In other words, they measure failure in absolute terms and work to eliminate failure on an absolute basis.
In education, for some reason, we’ve made it okay to “lose packages.” We’re losing 30-50 percent of all our packages, but we aren’t talking about packages—we are talking about kids’ lives.
Even when we try to “reform” public education, we pat ourselves on the back when achievement rates go up 5 to 10 percent, or dropout rates decline by 5 percent.
Between K through 12 and college, fewer than 25 percent of our kids are making it through to their destinations.
We pat ourselves on the back when test scores are high in a given school—but, secretly, we know that some of these schools are playing the numbers game when 5 percent, 10 percent, or even 20 percent of students are transferring out of the school to other schools, leaving behind only the kids who are the “good kids”—ones who are a match for the school’s program.
As for other schools that have high graduation rates and acceptance into colleges, we wonder if their program was rigorous enough for them to complete college—or are they going to mirror the 75 percent of students who don’t make it through.
Still, with other schools who “test well”—we wonder if students are being prepared for the skills required to compete in the 21st century—or if they’re simply good test takers.
Just like FedEx, instead of measuring success, maybe we should be measuring our educational failure in absolute terms and working eliminate failure on an absolute basis.
In every community across the country, we need to measure and then hit failure head on.
How about cutting the dropout rate in half in five years? How about eliminating it in 10 years?
The only way this can be done is to have schools that work—that have a mindset and culture that doesn’t let any kid slip through the cracks and fail…schools that prepare kids to be successful in 21st century life.

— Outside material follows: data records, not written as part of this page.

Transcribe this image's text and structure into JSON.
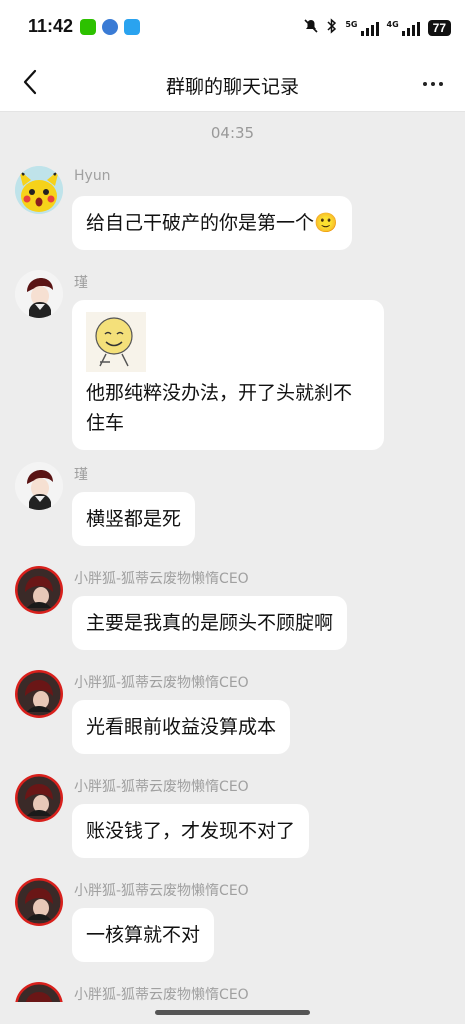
{
  "status_bar": {
    "time": "11:42",
    "net_label_1": "5G",
    "net_label_2": "4G",
    "battery": "77"
  },
  "header": {
    "title": "群聊的聊天记录",
    "back_icon": "chevron-left-icon",
    "more_icon": "more-horizontal-icon"
  },
  "timestamp": "04:35",
  "messages": [
    {
      "sender": "Hyun",
      "text": "给自己干破产的你是第一个",
      "emoji": "🙂"
    },
    {
      "sender": "瑾",
      "text": "他那纯粹没办法，开了头就刹不住车",
      "sticker": "smiley-sticker"
    },
    {
      "sender": "瑾",
      "text": "横竖都是死"
    },
    {
      "sender": "小胖狐-狐蒂云废物懒惰CEO",
      "text": "主要是我真的是顾头不顾腚啊"
    },
    {
      "sender": "小胖狐-狐蒂云废物懒惰CEO",
      "text": "光看眼前收益没算成本"
    },
    {
      "sender": "小胖狐-狐蒂云废物懒惰CEO",
      "text": "账没钱了，才发现不对了"
    },
    {
      "sender": "小胖狐-狐蒂云废物懒惰CEO",
      "text": "一核算就不对"
    },
    {
      "sender": "小胖狐-狐蒂云废物懒惰CEO"
    }
  ]
}
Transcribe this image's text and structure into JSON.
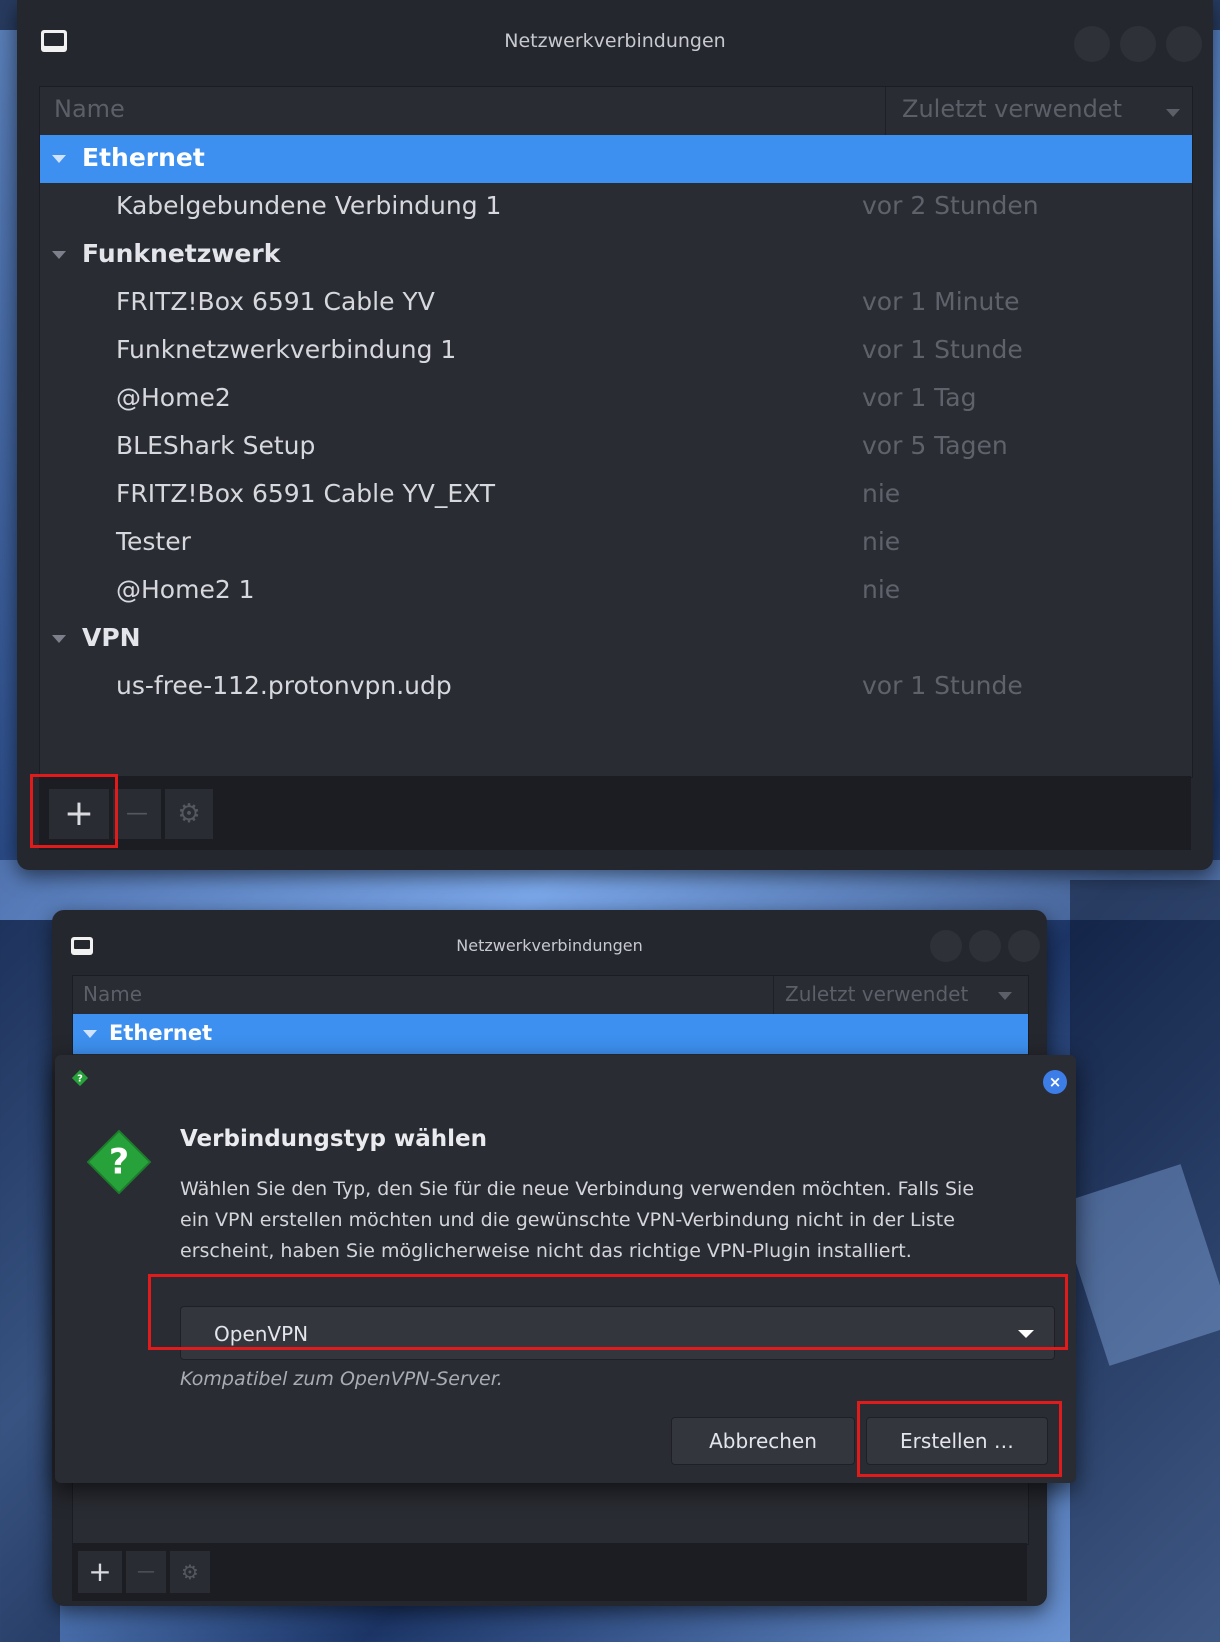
{
  "window": {
    "title": "Netzwerkverbindungen",
    "columns": {
      "name": "Name",
      "last_used": "Zuletzt verwendet"
    }
  },
  "connections": {
    "ethernet": {
      "label": "Ethernet",
      "items": [
        {
          "name": "Kabelgebundene Verbindung 1",
          "when": "vor 2 Stunden"
        }
      ]
    },
    "wifi": {
      "label": "Funknetzwerk",
      "items": [
        {
          "name": "FRITZ!Box 6591 Cable YV",
          "when": "vor 1 Minute"
        },
        {
          "name": "Funknetzwerkverbindung 1",
          "when": "vor 1 Stunde"
        },
        {
          "name": "@Home2",
          "when": "vor 1 Tag"
        },
        {
          "name": "BLEShark Setup",
          "when": "vor 5 Tagen"
        },
        {
          "name": "FRITZ!Box 6591 Cable YV_EXT",
          "when": "nie"
        },
        {
          "name": "Tester",
          "when": "nie"
        },
        {
          "name": "@Home2 1",
          "when": "nie"
        }
      ]
    },
    "vpn": {
      "label": "VPN",
      "items": [
        {
          "name": "us-free-112.protonvpn.udp",
          "when": "vor 1 Stunde"
        }
      ]
    }
  },
  "toolbar": {
    "add": "+",
    "remove": "—",
    "settings": "⚙"
  },
  "dialog": {
    "heading": "Verbindungstyp wählen",
    "description_lines": [
      "Wählen Sie den Typ, den Sie für die neue Verbindung verwenden möchten. Falls Sie",
      "ein VPN erstellen möchten und die gewünschte VPN-Verbindung nicht in der Liste",
      "erscheint, haben Sie möglicherweise nicht das richtige VPN-Plugin installiert."
    ],
    "selected_type": "OpenVPN",
    "hint": "Kompatibel zum OpenVPN-Server.",
    "cancel_label": "Abbrechen",
    "create_label": "Erstellen …"
  },
  "colors": {
    "accent": "#3d90ef",
    "highlight_box": "#e01b1b",
    "question_icon": "#27a23a"
  },
  "icons": {
    "app": "window-icon",
    "dialog_small": "question-diamond-icon",
    "dialog_main": "question-diamond-icon",
    "close": "close-icon",
    "settings": "gear-icon"
  }
}
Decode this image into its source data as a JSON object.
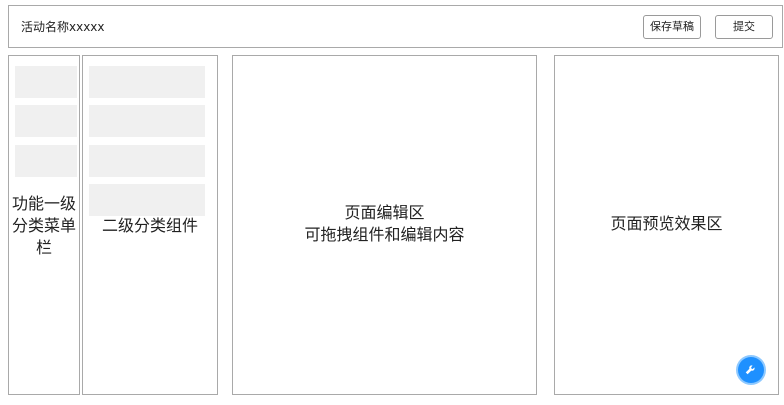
{
  "header": {
    "title": "活动名称xxxxx",
    "save_draft_label": "保存草稿",
    "submit_label": "提交"
  },
  "panels": {
    "primary_menu": {
      "label": "功能一级分类菜单栏"
    },
    "secondary_components": {
      "label": "二级分类组件"
    },
    "editor": {
      "label_line1": "页面编辑区",
      "label_line2": "可拖拽组件和编辑内容"
    },
    "preview": {
      "label": "页面预览效果区"
    }
  },
  "fab": {
    "icon": "wrench-icon"
  },
  "colors": {
    "fab": "#1e90ff",
    "placeholder_block": "#f0f0f0",
    "border": "#a9a9a9"
  }
}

Ted Fujimoto helps communities and school districts create and support 21st-century schools. As an entrepreneur and consultant, he has helped develop business strategies for Bay Area Coalition of Essential Schools, Big Picture Learning, Alliance for College-Ready Public Schools, Partnership for Uplifting Communities, Linking Education & Economic Development, California Charter Schools Association and the New York Charter Schools Association. Ted has toured over 500 public schools in the nation, his work represents more than $150 million in funding. He was instrumental in designing and founding Napa New Technology High School and the New Technology Foundation that now comprises 41 schools nationwide, with 27 new schools opening by Fall 2010. He has served on the California Education Technology Advisory Committee and received the 2002 Center for Digital Government “In the Arena” award for education leadership in transforming vision to reality. In Converge Magazine’s “1999 Year in Review”, Ted was named one of “Education’s Dreamers, Leaders and Innovators.” He is chairman and founder of the “Right to Succeed” movement and believes every child should have the opportunity to succeed. Contact Ted through: www.RighttoSucceed.org